* _What is expected_: Scan the data below and pick out the lines containing the word "stringDataStreamSource".

[[ Records for this task, beginning ]]

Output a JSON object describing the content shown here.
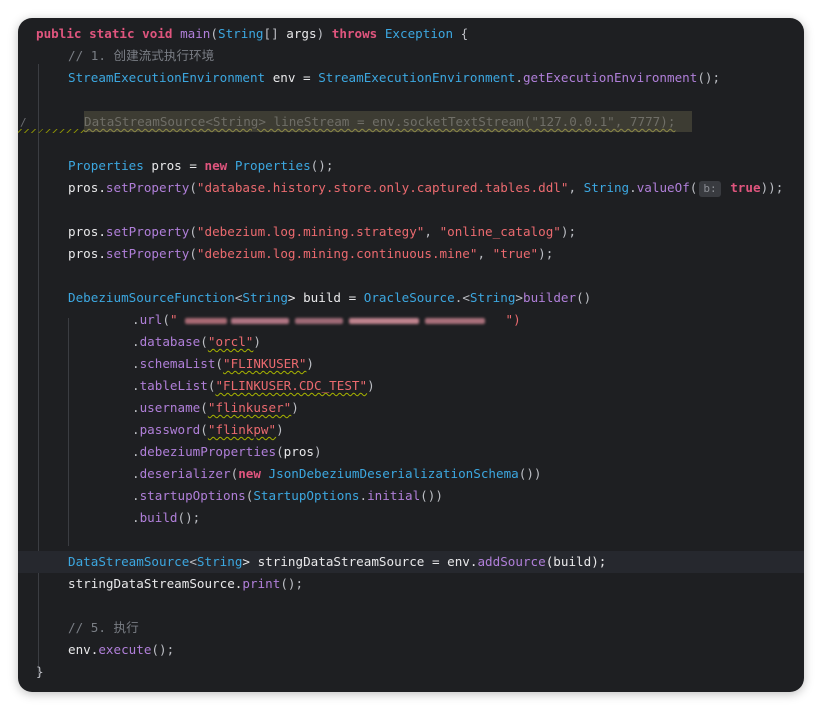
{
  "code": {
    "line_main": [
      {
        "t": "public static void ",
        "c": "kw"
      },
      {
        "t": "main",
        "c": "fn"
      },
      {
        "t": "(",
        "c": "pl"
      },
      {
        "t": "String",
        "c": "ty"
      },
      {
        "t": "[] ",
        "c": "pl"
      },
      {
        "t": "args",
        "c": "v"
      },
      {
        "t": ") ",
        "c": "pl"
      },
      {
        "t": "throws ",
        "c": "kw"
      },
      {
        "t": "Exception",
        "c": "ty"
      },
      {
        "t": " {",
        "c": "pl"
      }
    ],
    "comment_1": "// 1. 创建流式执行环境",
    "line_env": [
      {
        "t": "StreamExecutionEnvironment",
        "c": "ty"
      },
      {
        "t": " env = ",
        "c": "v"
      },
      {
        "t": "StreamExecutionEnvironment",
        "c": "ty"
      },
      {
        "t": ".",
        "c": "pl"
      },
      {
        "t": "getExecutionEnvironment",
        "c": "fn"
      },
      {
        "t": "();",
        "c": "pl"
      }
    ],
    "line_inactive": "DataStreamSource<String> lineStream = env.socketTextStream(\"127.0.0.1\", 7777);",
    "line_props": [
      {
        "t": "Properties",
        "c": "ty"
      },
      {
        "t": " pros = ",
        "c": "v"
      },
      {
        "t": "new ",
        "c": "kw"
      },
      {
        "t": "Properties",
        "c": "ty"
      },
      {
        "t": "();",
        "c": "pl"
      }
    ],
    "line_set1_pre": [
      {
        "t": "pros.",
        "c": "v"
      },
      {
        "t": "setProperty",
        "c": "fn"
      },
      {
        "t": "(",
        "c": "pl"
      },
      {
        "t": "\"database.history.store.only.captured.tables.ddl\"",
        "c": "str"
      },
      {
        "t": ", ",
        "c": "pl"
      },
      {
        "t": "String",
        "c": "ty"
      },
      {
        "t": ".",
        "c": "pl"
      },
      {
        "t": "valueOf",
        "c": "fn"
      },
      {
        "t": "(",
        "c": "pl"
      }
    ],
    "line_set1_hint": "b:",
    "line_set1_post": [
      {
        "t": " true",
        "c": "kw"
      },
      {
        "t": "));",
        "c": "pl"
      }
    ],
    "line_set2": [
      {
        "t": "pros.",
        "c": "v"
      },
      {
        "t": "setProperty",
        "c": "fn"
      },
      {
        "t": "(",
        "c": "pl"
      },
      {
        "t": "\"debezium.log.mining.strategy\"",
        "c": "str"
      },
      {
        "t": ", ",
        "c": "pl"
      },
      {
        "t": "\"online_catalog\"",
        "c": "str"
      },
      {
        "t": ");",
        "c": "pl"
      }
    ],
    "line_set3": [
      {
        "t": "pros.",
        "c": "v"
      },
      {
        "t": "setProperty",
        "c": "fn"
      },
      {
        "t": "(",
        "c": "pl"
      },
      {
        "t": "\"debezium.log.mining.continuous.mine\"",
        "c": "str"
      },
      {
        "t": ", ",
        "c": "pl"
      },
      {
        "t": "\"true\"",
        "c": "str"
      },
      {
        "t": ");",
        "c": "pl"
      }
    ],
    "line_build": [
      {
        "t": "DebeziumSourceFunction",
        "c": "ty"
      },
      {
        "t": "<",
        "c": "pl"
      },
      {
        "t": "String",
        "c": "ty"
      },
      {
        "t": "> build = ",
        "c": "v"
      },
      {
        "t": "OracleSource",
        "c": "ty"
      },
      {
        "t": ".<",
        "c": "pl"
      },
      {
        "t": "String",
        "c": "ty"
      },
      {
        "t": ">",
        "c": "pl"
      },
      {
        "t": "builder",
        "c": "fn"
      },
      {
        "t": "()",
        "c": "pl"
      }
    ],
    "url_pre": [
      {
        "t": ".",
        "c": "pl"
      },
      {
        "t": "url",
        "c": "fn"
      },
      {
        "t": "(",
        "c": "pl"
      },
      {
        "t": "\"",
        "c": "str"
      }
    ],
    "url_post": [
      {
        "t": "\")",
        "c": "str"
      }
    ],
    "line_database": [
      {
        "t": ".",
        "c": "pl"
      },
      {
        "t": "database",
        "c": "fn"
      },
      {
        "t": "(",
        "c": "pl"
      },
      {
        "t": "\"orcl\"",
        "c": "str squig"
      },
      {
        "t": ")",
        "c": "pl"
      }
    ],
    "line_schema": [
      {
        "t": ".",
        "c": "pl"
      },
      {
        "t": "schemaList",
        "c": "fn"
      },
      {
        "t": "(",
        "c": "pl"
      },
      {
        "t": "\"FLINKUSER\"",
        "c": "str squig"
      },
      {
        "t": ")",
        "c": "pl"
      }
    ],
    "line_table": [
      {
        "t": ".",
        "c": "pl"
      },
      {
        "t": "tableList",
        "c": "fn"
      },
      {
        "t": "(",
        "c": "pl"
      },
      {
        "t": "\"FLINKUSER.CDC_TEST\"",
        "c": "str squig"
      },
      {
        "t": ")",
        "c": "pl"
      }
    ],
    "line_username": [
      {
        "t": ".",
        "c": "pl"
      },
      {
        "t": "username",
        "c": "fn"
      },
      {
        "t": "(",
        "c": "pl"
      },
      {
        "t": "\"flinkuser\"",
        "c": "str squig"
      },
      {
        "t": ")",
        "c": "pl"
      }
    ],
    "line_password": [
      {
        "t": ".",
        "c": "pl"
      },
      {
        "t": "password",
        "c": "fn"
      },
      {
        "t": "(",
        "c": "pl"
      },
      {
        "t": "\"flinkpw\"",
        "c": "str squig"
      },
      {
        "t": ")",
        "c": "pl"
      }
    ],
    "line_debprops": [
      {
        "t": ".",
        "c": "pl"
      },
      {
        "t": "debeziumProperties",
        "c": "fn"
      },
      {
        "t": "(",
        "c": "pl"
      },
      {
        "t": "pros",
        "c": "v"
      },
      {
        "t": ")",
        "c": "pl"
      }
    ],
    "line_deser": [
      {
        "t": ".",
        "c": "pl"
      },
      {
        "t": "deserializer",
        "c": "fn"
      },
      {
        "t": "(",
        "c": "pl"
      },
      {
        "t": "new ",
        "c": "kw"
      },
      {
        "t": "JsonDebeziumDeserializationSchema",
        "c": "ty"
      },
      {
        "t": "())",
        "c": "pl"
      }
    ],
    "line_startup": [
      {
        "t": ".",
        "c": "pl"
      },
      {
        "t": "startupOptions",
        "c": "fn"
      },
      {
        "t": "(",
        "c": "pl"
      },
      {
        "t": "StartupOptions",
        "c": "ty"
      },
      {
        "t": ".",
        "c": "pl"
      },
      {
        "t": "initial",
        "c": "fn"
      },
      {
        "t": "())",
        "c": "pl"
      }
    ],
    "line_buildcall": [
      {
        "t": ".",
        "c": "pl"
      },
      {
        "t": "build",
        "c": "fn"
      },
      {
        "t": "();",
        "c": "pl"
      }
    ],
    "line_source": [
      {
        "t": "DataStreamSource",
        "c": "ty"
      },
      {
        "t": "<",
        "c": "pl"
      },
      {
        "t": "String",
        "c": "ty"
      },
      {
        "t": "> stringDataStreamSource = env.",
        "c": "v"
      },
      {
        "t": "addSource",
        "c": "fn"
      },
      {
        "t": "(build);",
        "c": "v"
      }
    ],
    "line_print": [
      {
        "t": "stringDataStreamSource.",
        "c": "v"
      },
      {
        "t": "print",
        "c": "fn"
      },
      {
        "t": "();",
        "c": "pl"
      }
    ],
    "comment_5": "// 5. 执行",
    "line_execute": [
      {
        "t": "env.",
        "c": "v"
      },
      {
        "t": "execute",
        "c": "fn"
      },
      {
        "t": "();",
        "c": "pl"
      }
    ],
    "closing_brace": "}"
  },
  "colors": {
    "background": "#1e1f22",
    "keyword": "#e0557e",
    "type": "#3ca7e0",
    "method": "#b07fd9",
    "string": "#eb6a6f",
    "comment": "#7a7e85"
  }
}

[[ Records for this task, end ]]
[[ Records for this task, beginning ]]

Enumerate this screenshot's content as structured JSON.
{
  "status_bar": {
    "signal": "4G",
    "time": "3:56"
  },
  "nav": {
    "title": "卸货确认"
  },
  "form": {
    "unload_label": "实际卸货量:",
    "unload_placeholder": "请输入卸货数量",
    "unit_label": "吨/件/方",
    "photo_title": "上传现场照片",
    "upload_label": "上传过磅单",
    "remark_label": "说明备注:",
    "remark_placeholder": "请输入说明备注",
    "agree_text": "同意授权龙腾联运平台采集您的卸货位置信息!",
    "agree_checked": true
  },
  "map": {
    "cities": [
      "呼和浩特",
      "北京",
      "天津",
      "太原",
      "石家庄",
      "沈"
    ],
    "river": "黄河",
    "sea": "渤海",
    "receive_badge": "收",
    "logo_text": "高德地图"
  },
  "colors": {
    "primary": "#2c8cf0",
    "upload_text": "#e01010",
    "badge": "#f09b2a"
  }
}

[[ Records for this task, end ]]

* _Finished exercise_:
        "t": "> stringDataStreamSource = env.",
        "t": "stringDataStreamSource.",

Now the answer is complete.